Work item: Search the entries below for "Служба", and copy each line where it appears.

───── Provided records

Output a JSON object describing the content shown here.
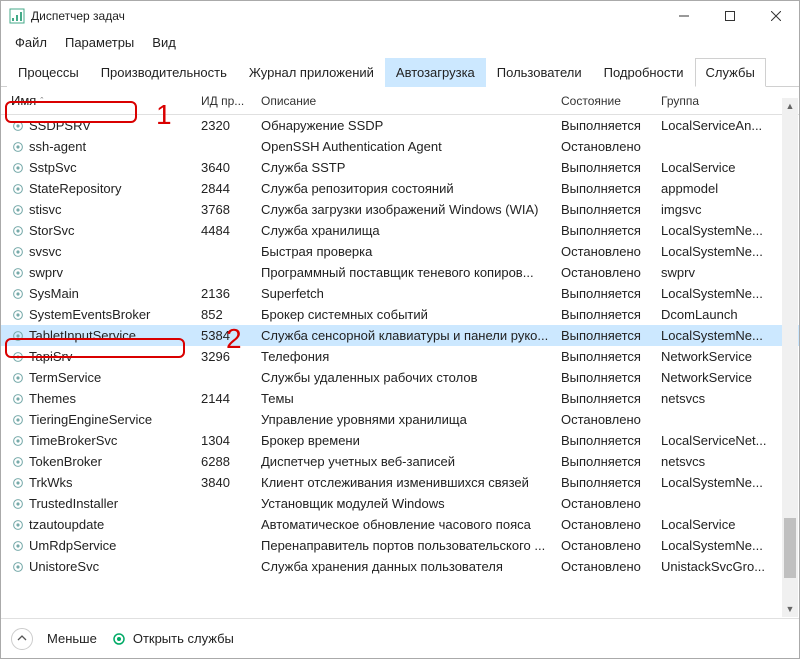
{
  "window": {
    "title": "Диспетчер задач"
  },
  "menu": {
    "file": "Файл",
    "options": "Параметры",
    "view": "Вид"
  },
  "tabs": {
    "processes": "Процессы",
    "performance": "Производительность",
    "apphistory": "Журнал приложений",
    "startup": "Автозагрузка",
    "users": "Пользователи",
    "details": "Подробности",
    "services": "Службы"
  },
  "columns": {
    "name": "Имя",
    "pid": "ИД пр...",
    "desc": "Описание",
    "state": "Состояние",
    "group": "Группа"
  },
  "rows": [
    {
      "name": "SSDPSRV",
      "pid": "2320",
      "desc": "Обнаружение SSDP",
      "state": "Выполняется",
      "group": "LocalServiceAn..."
    },
    {
      "name": "ssh-agent",
      "pid": "",
      "desc": "OpenSSH Authentication Agent",
      "state": "Остановлено",
      "group": ""
    },
    {
      "name": "SstpSvc",
      "pid": "3640",
      "desc": "Служба SSTP",
      "state": "Выполняется",
      "group": "LocalService"
    },
    {
      "name": "StateRepository",
      "pid": "2844",
      "desc": "Служба репозитория состояний",
      "state": "Выполняется",
      "group": "appmodel"
    },
    {
      "name": "stisvc",
      "pid": "3768",
      "desc": "Служба загрузки изображений Windows (WIA)",
      "state": "Выполняется",
      "group": "imgsvc"
    },
    {
      "name": "StorSvc",
      "pid": "4484",
      "desc": "Служба хранилища",
      "state": "Выполняется",
      "group": "LocalSystemNe..."
    },
    {
      "name": "svsvc",
      "pid": "",
      "desc": "Быстрая проверка",
      "state": "Остановлено",
      "group": "LocalSystemNe..."
    },
    {
      "name": "swprv",
      "pid": "",
      "desc": "Программный поставщик теневого копиров...",
      "state": "Остановлено",
      "group": "swprv"
    },
    {
      "name": "SysMain",
      "pid": "2136",
      "desc": "Superfetch",
      "state": "Выполняется",
      "group": "LocalSystemNe..."
    },
    {
      "name": "SystemEventsBroker",
      "pid": "852",
      "desc": "Брокер системных событий",
      "state": "Выполняется",
      "group": "DcomLaunch"
    },
    {
      "name": "TabletInputService",
      "pid": "5384",
      "desc": "Служба сенсорной клавиатуры и панели руко...",
      "state": "Выполняется",
      "group": "LocalSystemNe...",
      "selected": true
    },
    {
      "name": "TapiSrv",
      "pid": "3296",
      "desc": "Телефония",
      "state": "Выполняется",
      "group": "NetworkService"
    },
    {
      "name": "TermService",
      "pid": "",
      "desc": "Службы удаленных рабочих столов",
      "state": "Выполняется",
      "group": "NetworkService"
    },
    {
      "name": "Themes",
      "pid": "2144",
      "desc": "Темы",
      "state": "Выполняется",
      "group": "netsvcs"
    },
    {
      "name": "TieringEngineService",
      "pid": "",
      "desc": "Управление уровнями хранилища",
      "state": "Остановлено",
      "group": ""
    },
    {
      "name": "TimeBrokerSvc",
      "pid": "1304",
      "desc": "Брокер времени",
      "state": "Выполняется",
      "group": "LocalServiceNet..."
    },
    {
      "name": "TokenBroker",
      "pid": "6288",
      "desc": "Диспетчер учетных веб-записей",
      "state": "Выполняется",
      "group": "netsvcs"
    },
    {
      "name": "TrkWks",
      "pid": "3840",
      "desc": "Клиент отслеживания изменившихся связей",
      "state": "Выполняется",
      "group": "LocalSystemNe..."
    },
    {
      "name": "TrustedInstaller",
      "pid": "",
      "desc": "Установщик модулей Windows",
      "state": "Остановлено",
      "group": ""
    },
    {
      "name": "tzautoupdate",
      "pid": "",
      "desc": "Автоматическое обновление часового пояса",
      "state": "Остановлено",
      "group": "LocalService"
    },
    {
      "name": "UmRdpService",
      "pid": "",
      "desc": "Перенаправитель портов пользовательского ...",
      "state": "Остановлено",
      "group": "LocalSystemNe..."
    },
    {
      "name": "UnistoreSvc",
      "pid": "",
      "desc": "Служба хранения данных пользователя",
      "state": "Остановлено",
      "group": "UnistackSvcGro..."
    }
  ],
  "footer": {
    "less": "Меньше",
    "open_services": "Открыть службы"
  },
  "annotations": {
    "one": "1",
    "two": "2"
  }
}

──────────

Response below:
      "desc": "Служба SSTP",
      "desc": "Служба репозитория состояний",
      "desc": "Служба загрузки изображений Windows (WIA)",
      "desc": "Служба хранилища",
      "desc": "Служба сенсорной клавиатуры и панели руко...",
      "desc": "Служба хранения данных пользователя",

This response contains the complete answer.